Land Rover Is Giving Its Luxury Cars a Vegan Upgrade

Updated October 6, 2019. Land Rover is giving some of its luxury Range Rover cars a vegan-friendly upgrade.

Land Rover recently unveiled leather-free and vegan materials designed for the 2020 Range Rover Evoque and Range Rover Velar, and Jaguar I-Pace. The cars debuted at the New York International Auto Show in April. The company says times are changing and vegan materials are the future, dictating the shift. As a result, the new materials are made from plastic bottles, eucalyptus fibers, and a leather-free wool blend called Suedecloth.

Massimo Frascella, the vegan creative director of Land Rover, told the Economic Times, that fifty years ago a leather couch “was the height of luxury. Now in the best hotels and homes you’d never see that.”

He added, “it’s a similar process with cars. Going forward, sustainable design is providing the framework for change.”

A new leather-free interior is available for the new Range Rover Evoque | image/Land Rover

Winning World Car Design of the Year

The Range Rover Velar won 2018’s World Car Design of the Year for its focus on innovation and sustainability. It has a fully leather-free option.

According to Business Insider, “The World Car Design of the Year category, and the corresponding award, are meant to highlight new vehicles with innovation and style that push established boundaries.” The winner was decided by a panel consisting of seven “highly respected world design experts.”

“The Range Rover Velar is an outstanding, superior SUV,” Professor Dr Ralf Speth, Jaguar Land Rover CEO, said. “Compelling modernity, eye-catching design, innovative Touch Pro Duo infotainment technology and a clear focus on sustainability – what a combination. This product speaks for itself.”

Changing Attitudes

When asked about the decision to offer a leather-free interior two years ago, Land Rover design director Gerry McGovern told Drive“The attitude towards animal by-products is changing.That whole world of luxury is becoming more sophisticated,” he said. “And people are looking for ways to reconcile the way we use the world to create these products, things like fabrics that are more sustainable and have a better sustainable footprint.

McGovern concluded his thoughts, stating that he’d personally be “quite happy” to move away from leather “tomorrow.”

It’s a result of his ethics: “I don’t like that we have to slaughter all those cows to create leather.”

Using a Wool Blend

The leather-free Suedecloth interior by Kvadrat includes a wool blend.

While many are aware of the cruelties of the leather and fur industries, few realize that wool is not kind to animals. An estimated one million sheep die each year as a result of cold exposure from being sheared too early.

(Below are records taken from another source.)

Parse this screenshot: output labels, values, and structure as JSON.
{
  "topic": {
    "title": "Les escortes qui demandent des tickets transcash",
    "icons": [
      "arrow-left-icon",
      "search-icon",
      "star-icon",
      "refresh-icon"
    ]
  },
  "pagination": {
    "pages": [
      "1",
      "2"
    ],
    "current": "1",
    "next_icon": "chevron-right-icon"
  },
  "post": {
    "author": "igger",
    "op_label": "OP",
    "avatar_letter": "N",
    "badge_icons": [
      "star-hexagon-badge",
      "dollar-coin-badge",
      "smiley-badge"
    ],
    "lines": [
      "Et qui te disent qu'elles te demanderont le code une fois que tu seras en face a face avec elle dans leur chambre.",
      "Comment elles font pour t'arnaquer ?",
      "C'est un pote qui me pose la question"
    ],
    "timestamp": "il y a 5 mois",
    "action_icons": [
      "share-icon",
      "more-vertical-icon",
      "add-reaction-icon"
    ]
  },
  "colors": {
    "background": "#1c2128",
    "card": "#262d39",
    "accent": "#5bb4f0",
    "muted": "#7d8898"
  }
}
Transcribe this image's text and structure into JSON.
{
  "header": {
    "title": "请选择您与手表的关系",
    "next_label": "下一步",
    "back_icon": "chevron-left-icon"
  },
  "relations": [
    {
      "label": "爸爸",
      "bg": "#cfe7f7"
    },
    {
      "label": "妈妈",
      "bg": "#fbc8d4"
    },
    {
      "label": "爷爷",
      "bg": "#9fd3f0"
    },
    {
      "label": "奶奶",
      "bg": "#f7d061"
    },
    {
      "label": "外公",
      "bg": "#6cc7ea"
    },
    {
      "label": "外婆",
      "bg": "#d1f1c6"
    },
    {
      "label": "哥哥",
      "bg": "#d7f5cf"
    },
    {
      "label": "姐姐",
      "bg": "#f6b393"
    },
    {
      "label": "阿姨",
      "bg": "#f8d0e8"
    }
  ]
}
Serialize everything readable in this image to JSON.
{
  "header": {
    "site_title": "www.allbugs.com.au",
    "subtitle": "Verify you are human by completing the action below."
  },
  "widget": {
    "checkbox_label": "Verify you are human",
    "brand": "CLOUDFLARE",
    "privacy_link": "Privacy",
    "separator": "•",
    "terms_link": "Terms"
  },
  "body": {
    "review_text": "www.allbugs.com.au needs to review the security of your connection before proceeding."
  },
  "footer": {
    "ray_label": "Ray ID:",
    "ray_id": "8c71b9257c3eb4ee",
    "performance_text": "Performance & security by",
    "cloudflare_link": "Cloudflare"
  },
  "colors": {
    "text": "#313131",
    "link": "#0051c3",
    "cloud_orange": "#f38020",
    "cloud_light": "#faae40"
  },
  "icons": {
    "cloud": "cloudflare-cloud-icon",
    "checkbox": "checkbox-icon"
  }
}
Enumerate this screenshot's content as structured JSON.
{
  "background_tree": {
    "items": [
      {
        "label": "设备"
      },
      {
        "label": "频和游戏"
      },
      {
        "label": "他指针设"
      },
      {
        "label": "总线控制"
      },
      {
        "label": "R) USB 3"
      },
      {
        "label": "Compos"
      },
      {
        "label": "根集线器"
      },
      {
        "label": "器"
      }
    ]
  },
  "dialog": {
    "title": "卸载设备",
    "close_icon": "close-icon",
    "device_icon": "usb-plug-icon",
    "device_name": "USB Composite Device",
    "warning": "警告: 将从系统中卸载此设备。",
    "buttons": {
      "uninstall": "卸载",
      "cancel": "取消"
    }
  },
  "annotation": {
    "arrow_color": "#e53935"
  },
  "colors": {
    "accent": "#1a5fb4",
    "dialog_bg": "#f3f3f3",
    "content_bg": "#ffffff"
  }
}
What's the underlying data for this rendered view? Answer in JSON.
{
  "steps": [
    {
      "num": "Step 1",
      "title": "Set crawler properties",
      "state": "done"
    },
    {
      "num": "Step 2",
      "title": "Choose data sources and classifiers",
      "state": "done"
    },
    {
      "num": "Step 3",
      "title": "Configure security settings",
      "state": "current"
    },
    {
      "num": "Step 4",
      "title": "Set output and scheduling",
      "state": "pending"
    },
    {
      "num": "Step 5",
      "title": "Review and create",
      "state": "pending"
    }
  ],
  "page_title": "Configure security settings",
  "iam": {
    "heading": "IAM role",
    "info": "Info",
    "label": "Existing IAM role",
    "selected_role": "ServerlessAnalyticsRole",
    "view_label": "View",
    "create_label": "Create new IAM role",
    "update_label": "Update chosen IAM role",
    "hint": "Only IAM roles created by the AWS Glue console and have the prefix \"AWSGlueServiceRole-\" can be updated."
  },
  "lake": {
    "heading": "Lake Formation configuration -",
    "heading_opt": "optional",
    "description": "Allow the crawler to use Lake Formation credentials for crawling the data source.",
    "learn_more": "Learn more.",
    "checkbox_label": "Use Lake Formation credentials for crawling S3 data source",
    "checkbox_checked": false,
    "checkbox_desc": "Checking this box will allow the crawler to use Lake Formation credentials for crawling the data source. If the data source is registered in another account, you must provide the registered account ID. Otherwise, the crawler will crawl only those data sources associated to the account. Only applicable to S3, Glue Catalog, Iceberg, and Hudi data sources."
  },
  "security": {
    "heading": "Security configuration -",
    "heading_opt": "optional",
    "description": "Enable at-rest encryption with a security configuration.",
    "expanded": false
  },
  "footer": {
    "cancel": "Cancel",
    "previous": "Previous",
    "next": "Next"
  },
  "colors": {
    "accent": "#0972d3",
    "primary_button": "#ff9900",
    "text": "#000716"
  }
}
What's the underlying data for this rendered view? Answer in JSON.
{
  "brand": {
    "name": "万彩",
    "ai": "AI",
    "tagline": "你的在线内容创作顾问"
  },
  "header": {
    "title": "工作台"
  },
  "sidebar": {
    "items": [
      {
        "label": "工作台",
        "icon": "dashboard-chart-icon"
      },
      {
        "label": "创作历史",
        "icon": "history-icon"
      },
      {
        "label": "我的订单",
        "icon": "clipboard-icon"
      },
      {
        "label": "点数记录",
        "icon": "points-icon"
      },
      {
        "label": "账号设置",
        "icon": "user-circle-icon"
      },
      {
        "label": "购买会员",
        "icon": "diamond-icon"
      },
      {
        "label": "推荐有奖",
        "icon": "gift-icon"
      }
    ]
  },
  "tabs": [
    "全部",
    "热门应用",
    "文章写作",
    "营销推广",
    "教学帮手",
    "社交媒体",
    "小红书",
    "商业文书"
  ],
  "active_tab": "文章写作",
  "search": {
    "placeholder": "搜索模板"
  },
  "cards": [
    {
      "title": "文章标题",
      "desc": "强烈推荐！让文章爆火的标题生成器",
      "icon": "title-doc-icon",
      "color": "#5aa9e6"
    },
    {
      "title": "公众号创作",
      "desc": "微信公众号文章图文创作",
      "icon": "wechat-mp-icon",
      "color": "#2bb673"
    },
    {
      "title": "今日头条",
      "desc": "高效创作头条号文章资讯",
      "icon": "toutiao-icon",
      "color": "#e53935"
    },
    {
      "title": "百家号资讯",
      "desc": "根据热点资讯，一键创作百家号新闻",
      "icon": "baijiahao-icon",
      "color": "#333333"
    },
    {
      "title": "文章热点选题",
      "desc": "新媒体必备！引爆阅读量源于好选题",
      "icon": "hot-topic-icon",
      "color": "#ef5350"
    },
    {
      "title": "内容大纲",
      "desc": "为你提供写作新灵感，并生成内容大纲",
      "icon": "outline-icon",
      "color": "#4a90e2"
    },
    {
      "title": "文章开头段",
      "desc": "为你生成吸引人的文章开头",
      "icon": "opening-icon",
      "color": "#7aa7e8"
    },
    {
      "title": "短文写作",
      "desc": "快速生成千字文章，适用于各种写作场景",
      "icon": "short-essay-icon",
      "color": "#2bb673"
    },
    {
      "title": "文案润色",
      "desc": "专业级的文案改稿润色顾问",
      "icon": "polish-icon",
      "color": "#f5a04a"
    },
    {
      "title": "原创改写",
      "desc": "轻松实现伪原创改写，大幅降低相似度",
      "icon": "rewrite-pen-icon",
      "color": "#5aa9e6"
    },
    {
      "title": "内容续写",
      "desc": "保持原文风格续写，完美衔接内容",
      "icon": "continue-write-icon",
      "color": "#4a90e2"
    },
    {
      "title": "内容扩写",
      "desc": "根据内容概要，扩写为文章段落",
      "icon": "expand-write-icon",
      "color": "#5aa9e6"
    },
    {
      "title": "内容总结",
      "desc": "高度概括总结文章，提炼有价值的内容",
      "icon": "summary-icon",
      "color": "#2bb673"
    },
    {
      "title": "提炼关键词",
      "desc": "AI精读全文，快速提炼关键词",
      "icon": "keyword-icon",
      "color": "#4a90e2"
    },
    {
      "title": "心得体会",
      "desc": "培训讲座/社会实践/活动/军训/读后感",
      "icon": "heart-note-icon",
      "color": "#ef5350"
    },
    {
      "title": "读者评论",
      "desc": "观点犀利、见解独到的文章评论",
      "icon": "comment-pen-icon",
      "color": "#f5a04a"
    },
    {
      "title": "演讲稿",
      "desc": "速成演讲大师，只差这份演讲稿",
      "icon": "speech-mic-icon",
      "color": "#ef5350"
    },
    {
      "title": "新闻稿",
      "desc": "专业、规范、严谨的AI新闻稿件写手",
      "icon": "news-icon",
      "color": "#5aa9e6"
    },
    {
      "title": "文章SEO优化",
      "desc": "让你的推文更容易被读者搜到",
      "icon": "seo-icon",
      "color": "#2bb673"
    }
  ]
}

Other perils faced by sheep in the wool industry include mulesing, a practice used to prevent flies from laying eggs in the skin folds. But mulesing is painful for the sheep. The farmers cut the skin from the animals’ backs and tails without the use of anesthetic. Sheep who no longer produce as much wool are not considered profitable and are typically sold for slaughter.